━━ Available data
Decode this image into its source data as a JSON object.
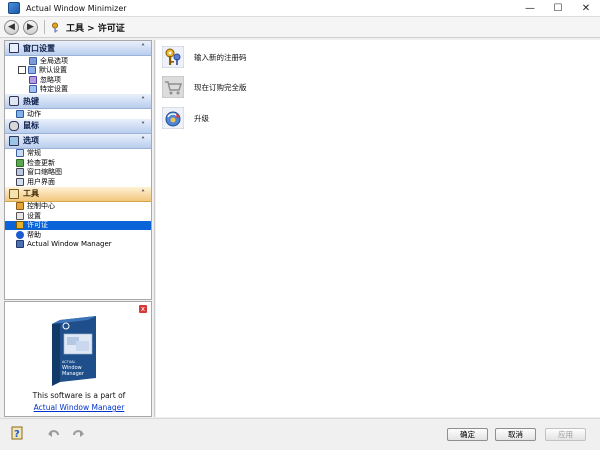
{
  "window": {
    "title": "Actual Window Minimizer",
    "controls": {
      "minimize": "—",
      "maximize": "☐",
      "close": "✕"
    }
  },
  "nav": {
    "back": "◀",
    "forward": "▶",
    "breadcrumb": "工具 > 许可证"
  },
  "sidebar": {
    "groups": [
      {
        "label": "窗口设置",
        "chevron": "˄",
        "items": [
          "全局选项",
          "默认设置",
          "忽略项",
          "特定设置"
        ]
      },
      {
        "label": "热键",
        "chevron": "˄",
        "items": [
          "动作"
        ]
      },
      {
        "label": "鼠标",
        "chevron": "˅",
        "items": []
      },
      {
        "label": "选项",
        "chevron": "˄",
        "items": [
          "常规",
          "检查更新",
          "窗口缩略图",
          "用户界面"
        ]
      },
      {
        "label": "工具",
        "chevron": "˄",
        "items": [
          "控制中心",
          "设置",
          "许可证",
          "帮助",
          "Actual Window Manager"
        ]
      }
    ]
  },
  "promo": {
    "close": "x",
    "box_brand": "ACTUAL",
    "box_title1": "Window",
    "box_title2": "Manager",
    "line1": "This software is a part of",
    "link": "Actual Window Manager"
  },
  "main": {
    "actions": [
      "输入新的注册码",
      "现在订购完全版",
      "升级"
    ]
  },
  "footer": {
    "ok": "确定",
    "cancel": "取消",
    "apply": "应用"
  },
  "colors": {
    "selection": "#0a64d8",
    "group_header": "#b9cdee",
    "active_group": "#f2c77e",
    "link": "#0033cc"
  }
}
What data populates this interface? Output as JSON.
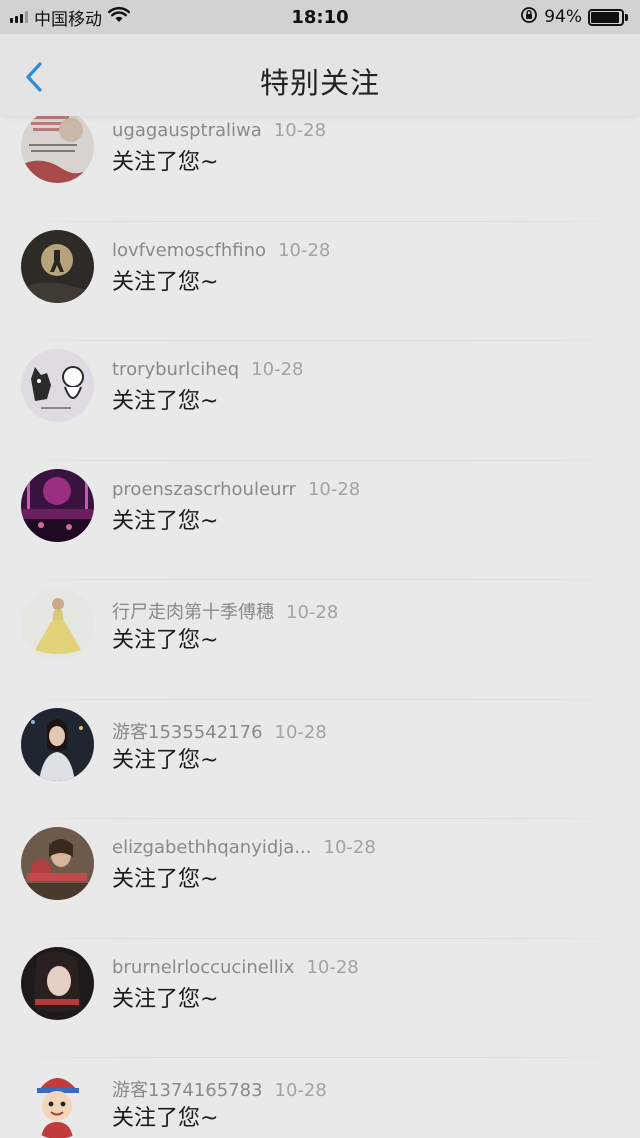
{
  "status_bar": {
    "carrier": "中国移动",
    "time": "18:10",
    "battery": "94%"
  },
  "nav": {
    "title": "特别关注",
    "back_icon": "chevron-left-icon",
    "accent": "#2e8bd6"
  },
  "list": {
    "items": [
      {
        "name": "ugagausptraliwa",
        "date": "10-28",
        "action": "关注了您~"
      },
      {
        "name": "lovfvemoscfhfino",
        "date": "10-28",
        "action": "关注了您~"
      },
      {
        "name": "troryburlciheq",
        "date": "10-28",
        "action": "关注了您~"
      },
      {
        "name": "proenszascrhouleurr",
        "date": "10-28",
        "action": "关注了您~"
      },
      {
        "name": "行尸走肉第十季傅穗",
        "date": "10-28",
        "action": "关注了您~"
      },
      {
        "name": "游客1535542176",
        "date": "10-28",
        "action": "关注了您~"
      },
      {
        "name": "elizgabethhqanyidja...",
        "date": "10-28",
        "action": "关注了您~"
      },
      {
        "name": "brurnelrloccucinellix",
        "date": "10-28",
        "action": "关注了您~"
      },
      {
        "name": "游客1374165783",
        "date": "10-28",
        "action": "关注了您~"
      }
    ]
  }
}
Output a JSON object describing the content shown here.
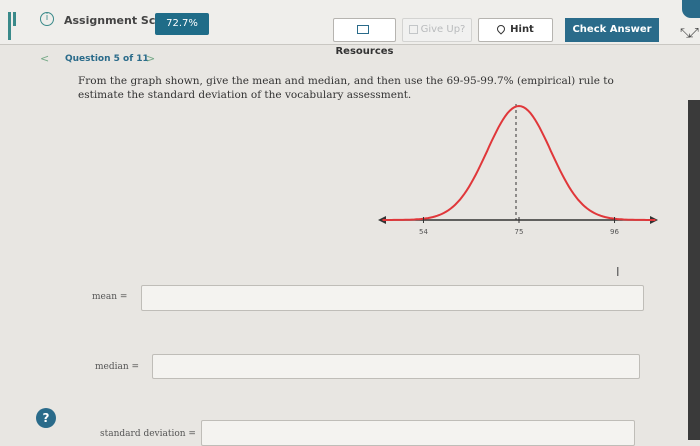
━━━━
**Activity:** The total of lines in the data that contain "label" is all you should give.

**Task answer:** 5